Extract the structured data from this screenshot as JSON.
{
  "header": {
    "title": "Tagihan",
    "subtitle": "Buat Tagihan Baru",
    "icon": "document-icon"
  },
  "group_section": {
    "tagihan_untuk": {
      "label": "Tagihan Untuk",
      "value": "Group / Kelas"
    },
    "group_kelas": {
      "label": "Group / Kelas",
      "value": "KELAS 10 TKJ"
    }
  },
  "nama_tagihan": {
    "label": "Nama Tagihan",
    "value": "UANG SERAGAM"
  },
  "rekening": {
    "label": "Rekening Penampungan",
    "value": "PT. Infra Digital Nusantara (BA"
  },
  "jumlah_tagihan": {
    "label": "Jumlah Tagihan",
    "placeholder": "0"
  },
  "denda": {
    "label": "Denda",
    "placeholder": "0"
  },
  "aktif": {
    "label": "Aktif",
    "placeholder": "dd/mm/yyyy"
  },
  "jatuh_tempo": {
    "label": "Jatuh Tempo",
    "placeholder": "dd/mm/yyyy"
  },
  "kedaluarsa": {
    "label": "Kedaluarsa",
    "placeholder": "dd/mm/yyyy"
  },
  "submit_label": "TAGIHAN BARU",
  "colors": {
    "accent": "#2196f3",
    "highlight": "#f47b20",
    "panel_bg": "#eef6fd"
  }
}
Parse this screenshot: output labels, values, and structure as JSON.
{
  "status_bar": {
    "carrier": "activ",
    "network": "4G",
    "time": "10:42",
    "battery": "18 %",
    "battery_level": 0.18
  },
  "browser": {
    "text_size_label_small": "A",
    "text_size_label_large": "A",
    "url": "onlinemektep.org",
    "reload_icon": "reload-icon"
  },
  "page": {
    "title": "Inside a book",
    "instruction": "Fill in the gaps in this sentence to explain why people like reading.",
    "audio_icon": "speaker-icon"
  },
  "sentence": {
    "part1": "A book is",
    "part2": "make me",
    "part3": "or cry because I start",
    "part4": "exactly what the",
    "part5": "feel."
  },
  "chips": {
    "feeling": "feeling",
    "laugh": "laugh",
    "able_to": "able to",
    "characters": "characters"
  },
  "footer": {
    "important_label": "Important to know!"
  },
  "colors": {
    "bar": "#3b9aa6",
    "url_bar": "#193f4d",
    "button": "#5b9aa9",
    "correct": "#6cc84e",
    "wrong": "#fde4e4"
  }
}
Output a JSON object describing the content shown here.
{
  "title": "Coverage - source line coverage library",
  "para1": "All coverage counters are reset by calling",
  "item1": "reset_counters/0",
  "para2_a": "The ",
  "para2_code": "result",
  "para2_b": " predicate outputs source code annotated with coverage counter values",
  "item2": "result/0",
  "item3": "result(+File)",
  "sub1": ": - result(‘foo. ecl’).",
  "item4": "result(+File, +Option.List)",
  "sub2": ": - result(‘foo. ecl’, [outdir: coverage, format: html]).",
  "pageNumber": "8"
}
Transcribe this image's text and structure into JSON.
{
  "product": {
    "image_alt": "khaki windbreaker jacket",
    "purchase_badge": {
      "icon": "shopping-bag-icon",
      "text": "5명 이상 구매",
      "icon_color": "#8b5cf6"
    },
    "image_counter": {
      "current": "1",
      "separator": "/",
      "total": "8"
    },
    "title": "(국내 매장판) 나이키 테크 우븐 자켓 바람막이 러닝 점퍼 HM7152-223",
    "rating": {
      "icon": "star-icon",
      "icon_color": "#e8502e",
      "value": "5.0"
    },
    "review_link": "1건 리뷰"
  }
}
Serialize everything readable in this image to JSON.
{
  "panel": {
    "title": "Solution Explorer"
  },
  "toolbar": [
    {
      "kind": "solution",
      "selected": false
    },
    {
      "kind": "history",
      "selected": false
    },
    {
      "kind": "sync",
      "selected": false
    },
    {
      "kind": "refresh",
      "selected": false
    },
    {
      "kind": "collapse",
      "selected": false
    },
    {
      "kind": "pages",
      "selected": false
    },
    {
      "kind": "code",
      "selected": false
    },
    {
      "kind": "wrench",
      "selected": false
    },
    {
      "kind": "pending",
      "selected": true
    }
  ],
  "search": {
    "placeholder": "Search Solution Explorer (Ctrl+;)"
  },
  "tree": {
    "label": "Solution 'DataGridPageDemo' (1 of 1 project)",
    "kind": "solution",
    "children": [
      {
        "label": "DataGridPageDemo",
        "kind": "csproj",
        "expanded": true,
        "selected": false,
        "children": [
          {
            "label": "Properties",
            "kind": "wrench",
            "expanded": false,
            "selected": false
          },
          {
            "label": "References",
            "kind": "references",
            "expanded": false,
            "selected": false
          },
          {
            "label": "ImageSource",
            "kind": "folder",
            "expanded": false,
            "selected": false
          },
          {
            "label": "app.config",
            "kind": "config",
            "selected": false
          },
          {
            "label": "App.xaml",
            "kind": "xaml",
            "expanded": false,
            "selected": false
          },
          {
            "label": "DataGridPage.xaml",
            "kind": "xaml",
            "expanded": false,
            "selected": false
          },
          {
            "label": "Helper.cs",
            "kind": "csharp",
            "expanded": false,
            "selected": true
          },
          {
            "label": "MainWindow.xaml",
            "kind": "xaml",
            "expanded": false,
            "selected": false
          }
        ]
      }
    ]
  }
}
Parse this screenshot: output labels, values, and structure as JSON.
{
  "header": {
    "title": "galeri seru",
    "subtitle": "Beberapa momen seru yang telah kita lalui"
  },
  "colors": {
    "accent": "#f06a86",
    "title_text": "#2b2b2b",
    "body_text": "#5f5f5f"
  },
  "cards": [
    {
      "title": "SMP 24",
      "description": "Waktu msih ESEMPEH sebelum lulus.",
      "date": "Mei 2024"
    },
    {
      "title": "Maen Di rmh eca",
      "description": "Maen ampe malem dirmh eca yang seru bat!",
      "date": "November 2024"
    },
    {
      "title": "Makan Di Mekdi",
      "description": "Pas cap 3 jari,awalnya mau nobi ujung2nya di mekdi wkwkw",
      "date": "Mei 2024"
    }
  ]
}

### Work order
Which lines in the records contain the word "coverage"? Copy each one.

### Task output
  "title": "Coverage - source line coverage library",
  "para1": "All coverage counters are reset by calling",
  "para2_b": " predicate outputs source code annotated with coverage counter values",
  "sub2": ": - result(‘foo. ecl’, [outdir: coverage, format: html]).",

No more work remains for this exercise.